Interface dataset entries

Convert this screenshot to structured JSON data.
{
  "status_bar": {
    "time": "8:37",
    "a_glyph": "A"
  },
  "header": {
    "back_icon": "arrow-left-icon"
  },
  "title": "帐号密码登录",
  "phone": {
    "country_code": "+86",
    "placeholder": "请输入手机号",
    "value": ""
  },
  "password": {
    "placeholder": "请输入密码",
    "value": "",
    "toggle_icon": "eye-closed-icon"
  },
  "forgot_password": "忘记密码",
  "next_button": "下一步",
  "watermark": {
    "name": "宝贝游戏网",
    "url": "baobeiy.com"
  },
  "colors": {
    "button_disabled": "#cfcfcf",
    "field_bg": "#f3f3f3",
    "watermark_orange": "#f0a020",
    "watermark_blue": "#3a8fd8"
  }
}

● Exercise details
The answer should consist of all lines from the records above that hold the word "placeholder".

● Answer below
    "placeholder": "请输入手机号",
    "placeholder": "请输入密码",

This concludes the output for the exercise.